Everything in the records except the pictures needs to be printed again exactly.
─── MATERIAL FOR THIS EXERCISE ───
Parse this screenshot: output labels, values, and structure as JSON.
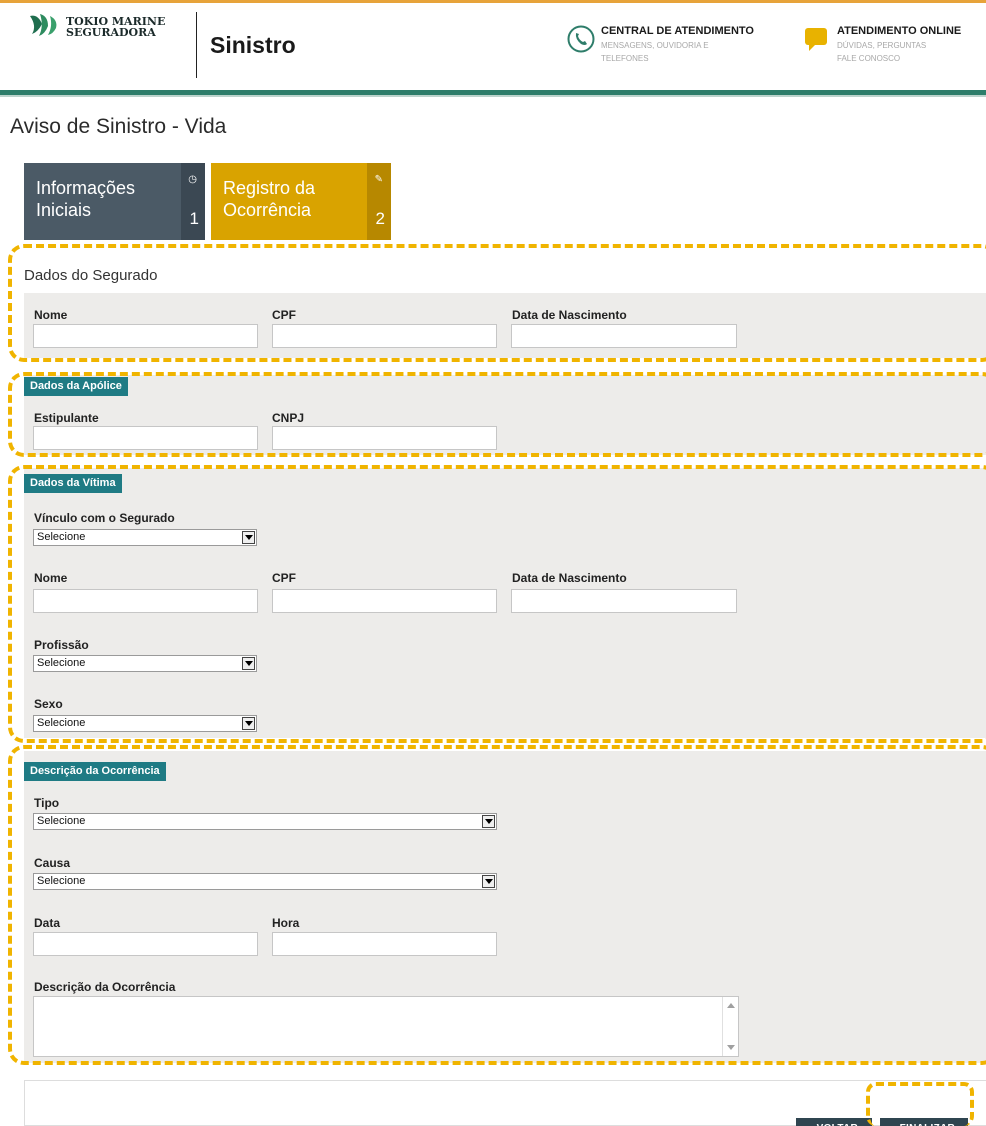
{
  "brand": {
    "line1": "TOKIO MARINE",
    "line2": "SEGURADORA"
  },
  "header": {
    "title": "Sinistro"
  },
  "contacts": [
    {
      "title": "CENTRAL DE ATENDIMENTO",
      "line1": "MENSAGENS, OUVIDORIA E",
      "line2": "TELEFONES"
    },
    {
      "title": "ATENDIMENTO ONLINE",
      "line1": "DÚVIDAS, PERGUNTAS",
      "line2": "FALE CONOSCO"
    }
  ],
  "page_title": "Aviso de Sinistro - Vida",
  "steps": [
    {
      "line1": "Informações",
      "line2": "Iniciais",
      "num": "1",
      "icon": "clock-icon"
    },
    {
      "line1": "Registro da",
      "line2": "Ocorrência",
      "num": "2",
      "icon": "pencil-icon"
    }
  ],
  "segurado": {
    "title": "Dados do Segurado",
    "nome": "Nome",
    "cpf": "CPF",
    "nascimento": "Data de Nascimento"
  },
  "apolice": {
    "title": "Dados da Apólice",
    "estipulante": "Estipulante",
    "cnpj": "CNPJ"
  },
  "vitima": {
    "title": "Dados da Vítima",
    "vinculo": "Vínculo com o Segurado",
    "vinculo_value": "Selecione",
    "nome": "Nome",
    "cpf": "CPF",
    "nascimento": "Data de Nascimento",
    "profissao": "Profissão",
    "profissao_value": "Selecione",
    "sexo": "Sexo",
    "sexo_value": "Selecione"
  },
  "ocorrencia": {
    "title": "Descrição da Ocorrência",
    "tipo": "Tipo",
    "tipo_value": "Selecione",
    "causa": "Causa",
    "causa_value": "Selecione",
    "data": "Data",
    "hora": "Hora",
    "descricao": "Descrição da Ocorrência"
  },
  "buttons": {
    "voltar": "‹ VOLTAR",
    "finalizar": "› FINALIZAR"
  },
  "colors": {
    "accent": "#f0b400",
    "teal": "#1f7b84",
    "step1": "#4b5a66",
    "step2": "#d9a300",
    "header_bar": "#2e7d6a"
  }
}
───
- _RESPONSE_:
Parse this screenshot: output labels, values, and structure as JSON.
{
  "brand": {
    "line1": "TOKIO MARINE",
    "line2": "SEGURADORA"
  },
  "header": {
    "title": "Sinistro"
  },
  "contacts": [
    {
      "title": "CENTRAL DE ATENDIMENTO",
      "line1": "MENSAGENS, OUVIDORIA E",
      "line2": "TELEFONES"
    },
    {
      "title": "ATENDIMENTO ONLINE",
      "line1": "DÚVIDAS, PERGUNTAS",
      "line2": "FALE CONOSCO"
    }
  ],
  "page_title": "Aviso de Sinistro - Vida",
  "steps": [
    {
      "line1": "Informações",
      "line2": "Iniciais",
      "num": "1",
      "icon": "clock-icon"
    },
    {
      "line1": "Registro da",
      "line2": "Ocorrência",
      "num": "2",
      "icon": "pencil-icon"
    }
  ],
  "segurado": {
    "title": "Dados do Segurado",
    "nome": "Nome",
    "cpf": "CPF",
    "nascimento": "Data de Nascimento"
  },
  "apolice": {
    "title": "Dados da Apólice",
    "estipulante": "Estipulante",
    "cnpj": "CNPJ"
  },
  "vitima": {
    "title": "Dados da Vítima",
    "vinculo": "Vínculo com o Segurado",
    "vinculo_value": "Selecione",
    "nome": "Nome",
    "cpf": "CPF",
    "nascimento": "Data de Nascimento",
    "profissao": "Profissão",
    "profissao_value": "Selecione",
    "sexo": "Sexo",
    "sexo_value": "Selecione"
  },
  "ocorrencia": {
    "title": "Descrição da Ocorrência",
    "tipo": "Tipo",
    "tipo_value": "Selecione",
    "causa": "Causa",
    "causa_value": "Selecione",
    "data": "Data",
    "hora": "Hora",
    "descricao": "Descrição da Ocorrência"
  },
  "buttons": {
    "voltar": "‹ VOLTAR",
    "finalizar": "› FINALIZAR"
  },
  "colors": {
    "accent": "#f0b400",
    "teal": "#1f7b84",
    "step1": "#4b5a66",
    "step2": "#d9a300",
    "header_bar": "#2e7d6a"
  }
}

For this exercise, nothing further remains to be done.